Badgers and development

Artificial sett built to mitigate destroying a main sett home to ~9 badgers
Artificial sett built to mitigate destroying a main sett home to ~9 badgers

OBG spends a lot of time and energy finding, reviewing and commenting on planning applications that affect badgers. We try to make sure the badgers interests and safety are as fully protected as possible. It is considered best practice to involve the local badger group at the planning stage. OBG is keen to work with planners, developers and ecologists in deciding the best options.  Our core position is that main setts should be left in situ with secure, continuing access to foraging grounds. If that is not possible then appropriate mitigation measures must be taken. Any work in the vicinity of an occupied sett that might disturb badgers will require a licence from Natural England.

 

Development is rampaging across Oxfordshire. Cherwell is about to commit to a 40% increase in housing over the next 15 years – much of it greenfield. Oxford city says it needs another 24,000 and 32,000 homes up to 2031. Our other District Councils have similar targets. This is very bad news for our badgers. Main setts in particular, because of their sprawling nature and typical settings (disused plots of overgrown land or 'worthless scrub land') are highly vulnerable to development. Since badgers are a protected species, a licence is needed to interfere with their setts. Sadly this seems to offer little protection - the development will go ahead after the badgers have been 'humanely' moved on. Since work cannot be done during the closed season we generally can  expect a flurry of sett closures between July and November. Badger mitigation work can cost the developer time and effort. So public scrutiny helps ensure any interference is done professionally and legally.

 

It is always reassuring when a developer is prepared to engage with us and allow access for site visits

Help us monitor developments

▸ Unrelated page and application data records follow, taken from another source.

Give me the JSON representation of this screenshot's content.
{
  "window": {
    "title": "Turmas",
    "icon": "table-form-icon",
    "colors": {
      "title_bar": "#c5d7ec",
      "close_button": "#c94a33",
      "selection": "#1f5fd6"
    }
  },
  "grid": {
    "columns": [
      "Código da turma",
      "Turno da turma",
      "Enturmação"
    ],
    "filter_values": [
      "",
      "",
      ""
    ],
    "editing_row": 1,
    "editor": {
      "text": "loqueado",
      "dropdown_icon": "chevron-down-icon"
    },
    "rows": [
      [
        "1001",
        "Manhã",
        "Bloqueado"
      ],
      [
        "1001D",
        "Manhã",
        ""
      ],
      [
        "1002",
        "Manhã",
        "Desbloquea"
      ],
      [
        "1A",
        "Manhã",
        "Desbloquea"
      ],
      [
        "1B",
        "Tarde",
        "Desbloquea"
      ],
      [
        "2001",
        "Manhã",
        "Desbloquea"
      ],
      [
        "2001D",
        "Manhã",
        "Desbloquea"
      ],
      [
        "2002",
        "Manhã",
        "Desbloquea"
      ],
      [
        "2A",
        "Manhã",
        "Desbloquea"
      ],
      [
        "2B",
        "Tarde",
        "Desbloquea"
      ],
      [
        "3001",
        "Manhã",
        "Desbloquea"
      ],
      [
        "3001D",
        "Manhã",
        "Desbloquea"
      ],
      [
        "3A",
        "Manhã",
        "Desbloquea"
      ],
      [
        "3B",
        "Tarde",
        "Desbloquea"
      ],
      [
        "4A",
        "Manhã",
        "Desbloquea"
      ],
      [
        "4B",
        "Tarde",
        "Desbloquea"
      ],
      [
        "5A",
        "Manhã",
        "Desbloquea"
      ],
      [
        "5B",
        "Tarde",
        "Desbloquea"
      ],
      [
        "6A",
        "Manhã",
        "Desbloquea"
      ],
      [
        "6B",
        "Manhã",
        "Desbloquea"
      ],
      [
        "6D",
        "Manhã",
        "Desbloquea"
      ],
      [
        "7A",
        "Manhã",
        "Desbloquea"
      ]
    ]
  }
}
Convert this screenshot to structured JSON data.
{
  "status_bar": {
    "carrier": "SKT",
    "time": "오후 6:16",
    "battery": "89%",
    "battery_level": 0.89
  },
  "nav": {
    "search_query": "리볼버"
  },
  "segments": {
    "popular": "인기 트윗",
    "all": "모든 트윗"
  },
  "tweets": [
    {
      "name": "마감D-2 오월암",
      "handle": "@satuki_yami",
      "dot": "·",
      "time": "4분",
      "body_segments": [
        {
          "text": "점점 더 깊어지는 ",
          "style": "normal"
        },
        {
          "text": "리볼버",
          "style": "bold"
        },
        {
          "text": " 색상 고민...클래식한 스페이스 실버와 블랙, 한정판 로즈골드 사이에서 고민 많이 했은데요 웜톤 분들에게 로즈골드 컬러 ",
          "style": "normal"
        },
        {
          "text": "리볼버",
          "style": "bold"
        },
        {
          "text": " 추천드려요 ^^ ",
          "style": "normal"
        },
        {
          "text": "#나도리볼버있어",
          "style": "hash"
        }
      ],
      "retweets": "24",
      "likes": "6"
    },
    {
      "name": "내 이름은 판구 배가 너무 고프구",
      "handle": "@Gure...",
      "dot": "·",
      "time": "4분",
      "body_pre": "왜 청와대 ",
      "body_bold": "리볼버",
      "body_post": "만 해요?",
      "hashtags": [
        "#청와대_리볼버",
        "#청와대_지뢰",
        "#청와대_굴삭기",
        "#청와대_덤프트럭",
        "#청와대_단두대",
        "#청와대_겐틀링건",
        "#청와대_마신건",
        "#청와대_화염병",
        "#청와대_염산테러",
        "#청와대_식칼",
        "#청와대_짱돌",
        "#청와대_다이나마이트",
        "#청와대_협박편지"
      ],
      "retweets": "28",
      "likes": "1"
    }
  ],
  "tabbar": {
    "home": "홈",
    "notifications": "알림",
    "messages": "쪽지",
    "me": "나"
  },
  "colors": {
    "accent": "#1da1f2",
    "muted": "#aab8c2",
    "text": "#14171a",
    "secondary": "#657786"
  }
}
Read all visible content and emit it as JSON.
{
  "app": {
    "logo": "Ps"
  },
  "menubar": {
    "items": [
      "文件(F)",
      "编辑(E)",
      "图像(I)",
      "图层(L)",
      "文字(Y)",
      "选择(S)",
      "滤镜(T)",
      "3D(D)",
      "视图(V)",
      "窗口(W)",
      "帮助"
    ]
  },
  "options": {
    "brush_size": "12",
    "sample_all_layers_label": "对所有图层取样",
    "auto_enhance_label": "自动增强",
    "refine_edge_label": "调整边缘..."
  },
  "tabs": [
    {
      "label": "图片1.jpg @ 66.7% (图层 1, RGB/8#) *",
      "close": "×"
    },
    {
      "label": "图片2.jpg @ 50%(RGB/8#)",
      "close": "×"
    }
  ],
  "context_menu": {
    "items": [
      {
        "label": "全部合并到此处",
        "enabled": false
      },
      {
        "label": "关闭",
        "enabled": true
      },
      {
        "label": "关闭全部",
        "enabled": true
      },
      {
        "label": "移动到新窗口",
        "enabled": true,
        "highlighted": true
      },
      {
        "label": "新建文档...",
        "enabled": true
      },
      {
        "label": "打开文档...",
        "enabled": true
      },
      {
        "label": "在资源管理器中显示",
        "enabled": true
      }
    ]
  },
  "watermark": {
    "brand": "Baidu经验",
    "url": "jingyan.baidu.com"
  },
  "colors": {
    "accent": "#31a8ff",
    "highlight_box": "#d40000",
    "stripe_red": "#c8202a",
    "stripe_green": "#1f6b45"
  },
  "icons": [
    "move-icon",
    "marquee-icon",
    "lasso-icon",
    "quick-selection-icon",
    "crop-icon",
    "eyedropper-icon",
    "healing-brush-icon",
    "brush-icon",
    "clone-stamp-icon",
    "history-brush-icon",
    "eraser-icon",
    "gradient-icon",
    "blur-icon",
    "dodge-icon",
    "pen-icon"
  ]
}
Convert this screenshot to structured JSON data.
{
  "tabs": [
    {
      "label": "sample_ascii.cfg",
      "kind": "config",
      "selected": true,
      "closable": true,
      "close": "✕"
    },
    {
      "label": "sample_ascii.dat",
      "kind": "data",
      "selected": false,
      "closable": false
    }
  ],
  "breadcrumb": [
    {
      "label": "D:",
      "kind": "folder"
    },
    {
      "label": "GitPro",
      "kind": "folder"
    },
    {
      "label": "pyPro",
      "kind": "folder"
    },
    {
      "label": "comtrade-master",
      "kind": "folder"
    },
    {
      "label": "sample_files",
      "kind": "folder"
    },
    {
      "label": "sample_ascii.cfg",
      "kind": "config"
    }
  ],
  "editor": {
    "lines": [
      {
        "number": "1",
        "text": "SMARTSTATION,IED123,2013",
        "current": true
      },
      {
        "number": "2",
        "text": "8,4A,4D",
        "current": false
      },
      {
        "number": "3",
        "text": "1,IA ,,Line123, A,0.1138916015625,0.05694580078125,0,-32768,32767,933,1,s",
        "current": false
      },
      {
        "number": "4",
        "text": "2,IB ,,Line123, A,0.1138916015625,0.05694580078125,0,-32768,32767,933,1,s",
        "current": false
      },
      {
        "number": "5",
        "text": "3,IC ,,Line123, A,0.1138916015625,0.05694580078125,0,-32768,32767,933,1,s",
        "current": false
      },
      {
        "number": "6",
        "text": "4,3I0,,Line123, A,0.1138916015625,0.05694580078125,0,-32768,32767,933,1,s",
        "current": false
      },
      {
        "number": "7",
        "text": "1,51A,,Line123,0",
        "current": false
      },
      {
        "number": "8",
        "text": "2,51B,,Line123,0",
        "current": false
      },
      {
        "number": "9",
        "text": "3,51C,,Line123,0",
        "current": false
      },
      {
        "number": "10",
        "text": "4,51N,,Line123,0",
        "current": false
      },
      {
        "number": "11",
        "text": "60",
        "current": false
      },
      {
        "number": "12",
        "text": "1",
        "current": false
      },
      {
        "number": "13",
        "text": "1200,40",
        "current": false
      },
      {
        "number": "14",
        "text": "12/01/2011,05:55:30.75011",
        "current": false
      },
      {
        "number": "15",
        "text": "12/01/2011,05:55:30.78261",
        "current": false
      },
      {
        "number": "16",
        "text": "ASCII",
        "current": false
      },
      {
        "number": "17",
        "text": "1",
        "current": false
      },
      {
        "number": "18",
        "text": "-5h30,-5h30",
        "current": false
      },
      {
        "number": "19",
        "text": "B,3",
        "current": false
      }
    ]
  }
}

If you 'watch over' a badger sett please look out for local development proposals. Oxfordshire Councils, like so many in the country are performing strategic reviews of housing and other development needs. Massive targets are being set for future development. These reviews are looking to allocate green field or even Green Belt land for large scale housing, warehousing, commercial areas, solar farms, reservoirs etc. In some areas, detailed Local Neighbourhood Plans are also being produced. It is very worthwhile to keep track of any that affect your area and to take part in any consultation.

 

Each of Oxfordshire’s councils make planning information available over the internet. It is possible to visit their website periodically and search locations of interest. Councils have to consider all feedback received up to the time of decision. However, a very limited period – usually 28 days from the date of notice - is allowed for public consultation. It is best to respond within that time if at all possible. Only residents affected by the plan will be directly notified – by letter or signs on lamp posts. The Parish Council planning committees will also be informed. They also have only 28 days to reply.

 

The best way to be alerted to planning applications is to register with your District council and ask to be notified of any in your area (e.g. your parish or near ‘your’ badger sett) The Council should email (or write) promptly if any relevant applications are submitted. Once an application is accepted the submission documents will be posted on the web for public view. The material is confidential and parts may be redacted (blanked out). Details can be viewed at the council offices during working hours.

 

Applications to develop open spaces should provide an environmental or ecology report (or justify why not). That’s the best place to look if you are concerned for badgers or other wildlife. Increasingly councils will withold 'confidential' badgers reports though it is difficult to see how this helps protect them from inappropriate development. If you know the plot is sensitive and the assessment of ecological impact is inadequate then contact OBG and the responsible planning or environmental officer to query this immediately. Anyone can comment on a planning application as many times as they wish. Be polite and factual - your name, address and comments will be posted up alongside the application documents for anyone to see.


Please contact OBG as soon as you learn of an application that impacts a badger sett or affects their foraging (feeding) areas. We will need to know the Council, planning application number and deadline to investigate.

1 Membership fees are payable annually. Donations are always very welcome